Rakeysh Mehra: Advertising is like you pretty much know what you are doing, in the sense you are working under the umbrella of marketing. And you are selling something, which is very tangible. Technically, you are always a forerunner there compared to any other disc play man in the audio-visual world. Compared to movie making, advertising is always a couple of steps ahead today, because it's got too much money to get too little of communication. I have just finished the launch of commercials for Reliance with Mr Bachchan and it was great to shoot with him.
Anuradha SenGupta: What is this thing with Mr Bachchan, he is the man who got the trust easily?
Rakeysh Mehra: I guess I love him too much. It is a bonding, what can I do?
Anuradha SenGupta: You want to say he is like marijuana, is he indeed?
Rakeysh Mehra: Ya, once you get hooked to him, you get addicted. My respect for him is my admiration, my love for him as a human being. I have seen him closely and I admire him as a great human being first.
Anuradha SenGupta: You said that very emphatically and not as an actor yet?
Rakeysh Mehra: That he is the best actor in the world is secondary, but first and foremost he is a great human being. And that's what attracts not only me, but millions of people towards him.
Anuradha SenGupta: Ok, you know you are going to move on to making Delhi Six or Dilli Six, how does it say?
Rakeysh Mehra: Dilli Chhey.
Anuradha SenGupta: Yeah, Dilli Chhey. I tried to get to know a little bit about you, I believe Dilli Chhey is inspired by, in bits and pieces perhaps, by your childhood in Delhi?
Rakeysh Mehra: No, it is not autobiographical. It is absolutely wrongly quoted as of now.
Anuradha SenGupta: But your context, your growing up years, something?
Rakeysh Mehra: I know the area. Our nana-nani and dada-dadi both had their houses in Old Delhi. And that's where as a child I spent my childhood. So, I have very fond memories.
Anuradha SenGupta: So, you used the context?
Rakeysh Mehra: I am using the environment, I am using the experience and again you know the circle is round and you come back where you started. I can only draw from what I know, what my imaginations have been and what my experiences have been.
Anuradha SenGupta: Rakeysh Mehra, is it better being Rakeysh Mehra today, post Rang De Basanti compared to post Aks?
Rakeysh Mehra: Yes, definitely, sincerely and honestly, no questions about that. What it means for me is that now I will be able to tell my story the way I want to, a little more freely.
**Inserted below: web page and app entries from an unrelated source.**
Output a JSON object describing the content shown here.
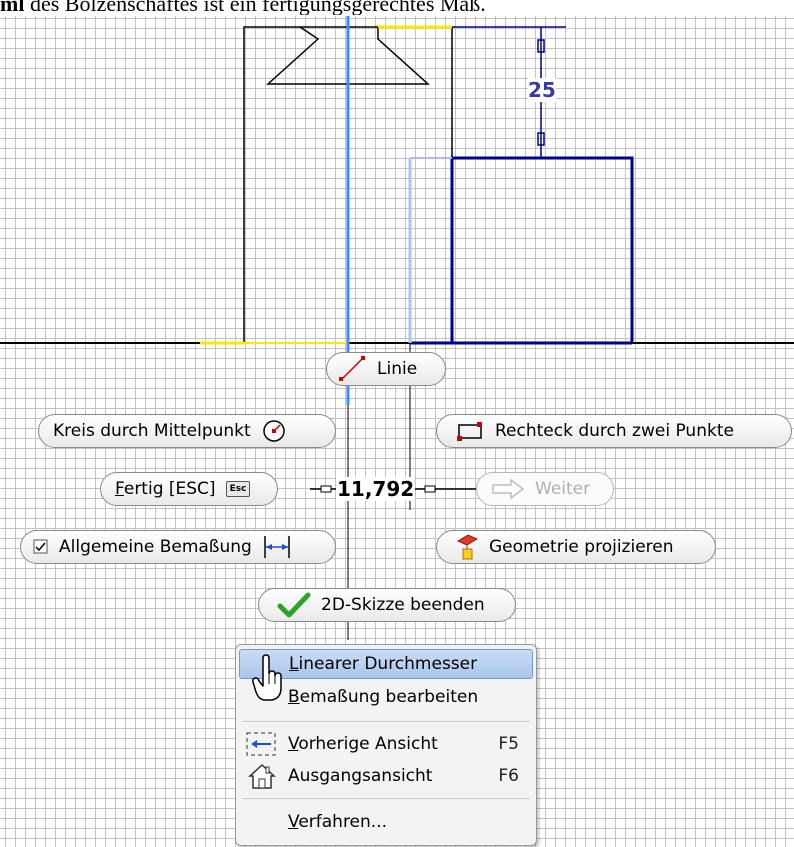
{
  "caption": {
    "bold": "ml",
    "rest": " des Bolzenschaftes ist ein fertigungsgerechtes Maß."
  },
  "dimensions": {
    "vertical": "25",
    "input": "11,792"
  },
  "buttons": {
    "linie": "Linie",
    "kreis": "Kreis durch Mittelpunkt",
    "rechteck": "Rechteck durch zwei Punkte",
    "fertig": "Fertig [ESC]",
    "fertig_key": "Esc",
    "weiter": "Weiter",
    "bemassung": "Allgemeine Bemaßung",
    "geometrie": "Geometrie projizieren",
    "skizze_beenden": "2D-Skizze beenden"
  },
  "context_menu": {
    "items": [
      {
        "label": "Linearer Durchmesser",
        "shortcut": ""
      },
      {
        "label": "Bemaßung bearbeiten",
        "shortcut": ""
      },
      {
        "label": "Vorherige Ansicht",
        "shortcut": "F5"
      },
      {
        "label": "Ausgangsansicht",
        "shortcut": "F6"
      },
      {
        "label": "Verfahren...",
        "shortcut": ""
      }
    ]
  },
  "colors": {
    "selected_geometry": "#00008c",
    "centerline": "#3c8cff",
    "constraint": "#ffe800",
    "menu_highlight": "#aac6ec",
    "check_green": "#2aa52a"
  },
  "icons": {
    "linie": "line-icon",
    "kreis": "circle-center-icon",
    "rechteck": "rectangle-icon",
    "weiter": "arrow-right-icon",
    "bemassung": "dimension-icon",
    "geometrie": "project-geometry-icon",
    "beenden": "checkmark-icon",
    "cursor": "hand-cursor-icon"
  }
}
See in Aks, I told the story the way I wanted to. And then it took me six years to tell my story again. There is definitely more learning.
Anuradha SenGupta: You were an ad filmmaker coming into films with Aks. Is content equal to, if not more important, than form?
Rakeysh Mehra: That's interesting as an observation. Yes, after Aks what I realise is I get along with actors, that direction comes naturally to me, in the sense, I don't have to direct them. The last thing you have to do in direction is to direct. Because the actors really know what they have to do and a music director really know what he has to do.
Anuradha SenGupta: So what is your strength? Getting the right people to get the right thing? The passion, what is it? Or knowing how to put it together?
Rakeysh Mehra: I don't know my stance yet, because I am just two films old. But what I have learnt is what really rules is the story that you are telling. What really will stay forever is the film in totality. What do you really listen to is the small voice inside you, which is your instinct. Which makes all the difference.
Anuradha SenGupta: Even when you had the first set of producers who didn't put money to sell property and to borrow at usurious rates from market?
Rakeysh Mehra: Properties are meant to be sold or bought.
Anuradha SenGupta: But you followed your instinct, then is not it?
Rakeysh Mehra: Yes, you have one life, you have to follow your own voice, I guess there is no other way of doing it.
Anuradha SenGupta: Follow your voice, Rakeysh Mehra. Thank you very much for being on Being.
Rakeysh Mehra: Thanks for having me over.